In this case, the district court ruled that the affidavit failed to clearly set forth the acts or omissions that violated the standard of care. The district court noted that the affidavit appears to set forth the applicable standard of care as follows: "It is incumbent upon the surgeon to be familiar with a patient's past medical history and its relevance to the procedure planned." But the district court observed that nowhere does the affidavit disclose the acts or omissions that violate this standard of care. Rather, the affidavit ignores the undisputed facts that prior to surgery Dr. Montgomery ordered and reviewed the pre-operative physical and history.

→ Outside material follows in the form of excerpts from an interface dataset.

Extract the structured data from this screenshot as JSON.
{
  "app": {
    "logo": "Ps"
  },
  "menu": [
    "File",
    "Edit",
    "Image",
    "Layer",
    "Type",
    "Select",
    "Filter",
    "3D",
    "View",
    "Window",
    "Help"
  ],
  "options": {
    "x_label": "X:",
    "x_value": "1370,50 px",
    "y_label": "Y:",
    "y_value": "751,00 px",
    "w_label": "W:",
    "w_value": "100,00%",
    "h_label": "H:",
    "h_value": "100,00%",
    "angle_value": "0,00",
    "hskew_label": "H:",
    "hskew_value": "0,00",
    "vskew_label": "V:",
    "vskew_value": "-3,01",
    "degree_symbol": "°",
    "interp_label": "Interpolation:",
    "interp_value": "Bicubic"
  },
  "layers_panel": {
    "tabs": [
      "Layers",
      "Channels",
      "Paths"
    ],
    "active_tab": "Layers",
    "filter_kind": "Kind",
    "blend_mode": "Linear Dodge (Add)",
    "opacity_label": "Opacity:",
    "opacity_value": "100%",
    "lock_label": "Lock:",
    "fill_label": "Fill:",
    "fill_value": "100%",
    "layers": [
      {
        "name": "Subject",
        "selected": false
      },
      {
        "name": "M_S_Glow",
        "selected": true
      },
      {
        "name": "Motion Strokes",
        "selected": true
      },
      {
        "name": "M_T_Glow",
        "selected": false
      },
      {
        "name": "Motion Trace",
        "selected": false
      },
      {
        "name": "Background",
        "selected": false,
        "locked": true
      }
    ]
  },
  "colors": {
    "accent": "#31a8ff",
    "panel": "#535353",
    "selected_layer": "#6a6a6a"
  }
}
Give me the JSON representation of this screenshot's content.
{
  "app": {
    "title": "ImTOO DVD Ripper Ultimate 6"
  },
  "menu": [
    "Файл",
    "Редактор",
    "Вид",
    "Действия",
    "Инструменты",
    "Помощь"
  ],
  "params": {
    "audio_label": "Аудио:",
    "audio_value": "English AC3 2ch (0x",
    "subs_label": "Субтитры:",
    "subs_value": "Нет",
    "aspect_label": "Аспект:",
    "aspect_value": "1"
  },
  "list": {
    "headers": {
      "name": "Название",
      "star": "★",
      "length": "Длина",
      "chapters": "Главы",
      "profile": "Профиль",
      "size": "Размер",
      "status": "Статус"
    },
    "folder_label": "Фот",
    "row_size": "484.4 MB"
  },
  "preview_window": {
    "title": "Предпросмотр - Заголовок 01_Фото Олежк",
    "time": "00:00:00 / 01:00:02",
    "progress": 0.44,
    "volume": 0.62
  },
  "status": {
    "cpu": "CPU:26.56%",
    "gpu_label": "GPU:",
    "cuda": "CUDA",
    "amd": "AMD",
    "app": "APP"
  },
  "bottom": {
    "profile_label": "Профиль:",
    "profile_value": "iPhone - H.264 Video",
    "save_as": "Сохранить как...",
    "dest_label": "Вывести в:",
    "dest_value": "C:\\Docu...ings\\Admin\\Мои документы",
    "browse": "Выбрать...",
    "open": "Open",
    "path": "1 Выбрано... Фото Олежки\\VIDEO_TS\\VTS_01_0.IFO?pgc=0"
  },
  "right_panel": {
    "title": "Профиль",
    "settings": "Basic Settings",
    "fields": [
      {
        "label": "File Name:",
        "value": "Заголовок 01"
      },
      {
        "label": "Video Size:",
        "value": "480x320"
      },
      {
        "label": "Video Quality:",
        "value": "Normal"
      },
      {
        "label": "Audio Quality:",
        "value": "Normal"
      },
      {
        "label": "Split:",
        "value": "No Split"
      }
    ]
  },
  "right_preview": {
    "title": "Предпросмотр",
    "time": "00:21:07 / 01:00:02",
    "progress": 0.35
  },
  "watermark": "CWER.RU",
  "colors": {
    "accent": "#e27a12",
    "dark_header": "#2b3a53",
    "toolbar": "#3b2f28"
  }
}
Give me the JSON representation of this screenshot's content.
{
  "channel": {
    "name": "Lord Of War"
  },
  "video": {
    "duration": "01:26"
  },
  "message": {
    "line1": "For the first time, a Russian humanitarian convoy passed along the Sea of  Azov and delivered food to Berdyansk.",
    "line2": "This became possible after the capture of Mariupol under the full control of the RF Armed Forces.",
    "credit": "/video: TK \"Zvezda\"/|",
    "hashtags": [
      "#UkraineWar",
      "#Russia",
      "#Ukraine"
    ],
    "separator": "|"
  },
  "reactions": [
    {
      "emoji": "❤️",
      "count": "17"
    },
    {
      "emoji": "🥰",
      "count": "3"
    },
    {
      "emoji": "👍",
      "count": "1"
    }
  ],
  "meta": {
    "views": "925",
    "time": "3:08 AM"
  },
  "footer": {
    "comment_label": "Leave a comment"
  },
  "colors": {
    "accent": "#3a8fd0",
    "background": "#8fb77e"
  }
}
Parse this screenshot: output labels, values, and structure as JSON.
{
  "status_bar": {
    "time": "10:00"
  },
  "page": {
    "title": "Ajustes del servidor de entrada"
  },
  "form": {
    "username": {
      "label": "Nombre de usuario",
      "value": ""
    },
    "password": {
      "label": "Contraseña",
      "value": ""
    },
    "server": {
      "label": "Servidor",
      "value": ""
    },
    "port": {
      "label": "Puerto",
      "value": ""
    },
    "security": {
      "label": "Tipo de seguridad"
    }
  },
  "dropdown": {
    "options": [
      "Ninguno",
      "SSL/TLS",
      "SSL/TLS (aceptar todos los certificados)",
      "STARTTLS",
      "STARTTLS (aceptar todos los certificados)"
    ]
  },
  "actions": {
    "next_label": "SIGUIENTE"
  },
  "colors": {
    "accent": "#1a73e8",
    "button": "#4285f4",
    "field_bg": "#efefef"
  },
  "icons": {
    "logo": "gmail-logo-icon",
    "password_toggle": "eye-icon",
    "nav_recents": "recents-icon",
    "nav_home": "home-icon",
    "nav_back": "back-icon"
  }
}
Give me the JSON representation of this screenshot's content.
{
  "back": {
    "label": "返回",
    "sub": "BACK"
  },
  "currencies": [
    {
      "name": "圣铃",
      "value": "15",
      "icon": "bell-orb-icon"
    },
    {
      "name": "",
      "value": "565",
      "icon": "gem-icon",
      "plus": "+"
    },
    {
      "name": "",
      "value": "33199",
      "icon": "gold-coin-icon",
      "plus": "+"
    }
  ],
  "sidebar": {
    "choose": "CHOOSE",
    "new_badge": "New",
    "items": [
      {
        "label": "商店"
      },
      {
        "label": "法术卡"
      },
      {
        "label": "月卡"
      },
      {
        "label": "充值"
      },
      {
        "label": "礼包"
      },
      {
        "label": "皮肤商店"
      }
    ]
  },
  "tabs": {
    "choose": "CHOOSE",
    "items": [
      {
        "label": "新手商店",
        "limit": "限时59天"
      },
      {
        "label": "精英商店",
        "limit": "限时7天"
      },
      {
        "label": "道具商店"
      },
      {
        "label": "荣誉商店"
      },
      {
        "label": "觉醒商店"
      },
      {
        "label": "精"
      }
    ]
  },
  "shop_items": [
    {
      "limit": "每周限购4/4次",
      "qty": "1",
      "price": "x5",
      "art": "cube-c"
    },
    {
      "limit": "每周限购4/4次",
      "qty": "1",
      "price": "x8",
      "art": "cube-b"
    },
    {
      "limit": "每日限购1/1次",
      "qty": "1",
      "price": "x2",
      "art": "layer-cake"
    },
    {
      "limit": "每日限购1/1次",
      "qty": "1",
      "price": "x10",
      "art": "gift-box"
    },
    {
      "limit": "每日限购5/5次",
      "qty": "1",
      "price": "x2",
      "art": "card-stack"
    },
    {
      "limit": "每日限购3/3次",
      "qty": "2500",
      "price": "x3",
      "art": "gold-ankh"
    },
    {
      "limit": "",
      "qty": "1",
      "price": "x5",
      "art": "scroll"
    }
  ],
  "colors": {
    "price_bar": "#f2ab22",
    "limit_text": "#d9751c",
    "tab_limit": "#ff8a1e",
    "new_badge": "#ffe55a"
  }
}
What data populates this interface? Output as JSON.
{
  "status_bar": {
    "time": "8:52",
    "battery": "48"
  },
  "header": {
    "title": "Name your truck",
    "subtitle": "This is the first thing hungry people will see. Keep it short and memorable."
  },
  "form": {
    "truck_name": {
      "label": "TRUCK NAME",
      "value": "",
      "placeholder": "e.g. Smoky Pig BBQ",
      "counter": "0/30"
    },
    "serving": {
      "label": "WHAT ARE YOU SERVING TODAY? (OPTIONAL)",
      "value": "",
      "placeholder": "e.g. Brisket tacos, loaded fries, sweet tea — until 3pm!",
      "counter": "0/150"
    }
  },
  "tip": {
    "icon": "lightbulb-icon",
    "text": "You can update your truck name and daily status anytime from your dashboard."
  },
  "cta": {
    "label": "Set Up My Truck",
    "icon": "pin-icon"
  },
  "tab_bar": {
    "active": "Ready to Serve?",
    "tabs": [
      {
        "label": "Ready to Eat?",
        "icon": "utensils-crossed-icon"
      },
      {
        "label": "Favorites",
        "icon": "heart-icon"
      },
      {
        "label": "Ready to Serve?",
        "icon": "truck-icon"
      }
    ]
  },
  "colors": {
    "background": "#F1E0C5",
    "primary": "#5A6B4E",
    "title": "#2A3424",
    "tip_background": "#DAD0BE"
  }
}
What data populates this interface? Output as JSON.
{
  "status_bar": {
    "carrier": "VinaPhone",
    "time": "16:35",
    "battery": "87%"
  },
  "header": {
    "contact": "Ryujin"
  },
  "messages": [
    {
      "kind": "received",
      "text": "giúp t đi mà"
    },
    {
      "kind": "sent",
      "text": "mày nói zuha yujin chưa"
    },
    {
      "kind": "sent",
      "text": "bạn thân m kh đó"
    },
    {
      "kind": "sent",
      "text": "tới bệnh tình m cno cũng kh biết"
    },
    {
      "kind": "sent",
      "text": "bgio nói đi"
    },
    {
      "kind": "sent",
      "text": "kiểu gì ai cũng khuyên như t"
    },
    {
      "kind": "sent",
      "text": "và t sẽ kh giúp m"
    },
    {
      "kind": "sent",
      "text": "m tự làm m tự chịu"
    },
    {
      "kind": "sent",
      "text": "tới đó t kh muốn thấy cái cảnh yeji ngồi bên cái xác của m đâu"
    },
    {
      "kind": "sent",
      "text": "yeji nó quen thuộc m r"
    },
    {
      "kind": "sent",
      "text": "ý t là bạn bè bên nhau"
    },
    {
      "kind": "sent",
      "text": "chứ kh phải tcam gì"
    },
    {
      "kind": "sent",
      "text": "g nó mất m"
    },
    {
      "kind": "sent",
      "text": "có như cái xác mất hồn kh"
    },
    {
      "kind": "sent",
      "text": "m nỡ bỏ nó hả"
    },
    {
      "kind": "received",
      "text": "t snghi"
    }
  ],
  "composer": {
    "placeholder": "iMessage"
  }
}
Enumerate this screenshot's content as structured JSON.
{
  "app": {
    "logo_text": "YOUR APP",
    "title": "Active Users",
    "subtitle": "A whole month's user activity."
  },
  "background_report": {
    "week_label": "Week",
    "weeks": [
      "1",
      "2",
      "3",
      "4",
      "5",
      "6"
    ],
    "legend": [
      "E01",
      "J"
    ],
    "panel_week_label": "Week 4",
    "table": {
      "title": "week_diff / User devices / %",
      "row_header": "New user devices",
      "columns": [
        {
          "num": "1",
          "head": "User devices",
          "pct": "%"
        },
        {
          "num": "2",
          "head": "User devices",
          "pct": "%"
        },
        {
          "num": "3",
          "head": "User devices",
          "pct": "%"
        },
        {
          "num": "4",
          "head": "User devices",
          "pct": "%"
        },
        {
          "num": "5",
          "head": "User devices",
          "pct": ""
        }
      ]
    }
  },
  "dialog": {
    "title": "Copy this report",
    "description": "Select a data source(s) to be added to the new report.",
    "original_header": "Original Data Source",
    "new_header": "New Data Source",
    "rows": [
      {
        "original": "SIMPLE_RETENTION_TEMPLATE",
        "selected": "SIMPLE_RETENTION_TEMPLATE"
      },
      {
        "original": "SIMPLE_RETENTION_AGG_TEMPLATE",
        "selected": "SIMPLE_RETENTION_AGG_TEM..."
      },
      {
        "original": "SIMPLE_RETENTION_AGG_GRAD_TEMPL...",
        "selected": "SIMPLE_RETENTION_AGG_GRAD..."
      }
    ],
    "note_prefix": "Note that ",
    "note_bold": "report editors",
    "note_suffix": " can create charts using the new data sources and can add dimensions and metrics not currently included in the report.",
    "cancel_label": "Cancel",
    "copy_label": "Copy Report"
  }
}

Our review of the affidavit reveals no error in the district court's analysis. The affidavit states that Dr. Montgomery did not properly evaluate Johnson prior to surgery and that a proper evaluation would have included an investigation into Johnson's medical history. The affidavit further states that a proper pre-operative evaluation would have disclosed that the risks in performing the procedure may have outweighed the benefits Johnson stood to gain from the procedure. But there was a pre-operative physical and history performed, which was evaluated by Dr. Montgomery prior to surgery. The affidavit is devoid of any specific acts or omissions that violated the given standard of care. The district court did not abuse its discretion in dismissing this action pursuant to Minn. Stat. 145.682.


* Retired judge of the Minnesota Court of Appeals, serving by appointment pursuant to Minn. Const. art. VI, 10.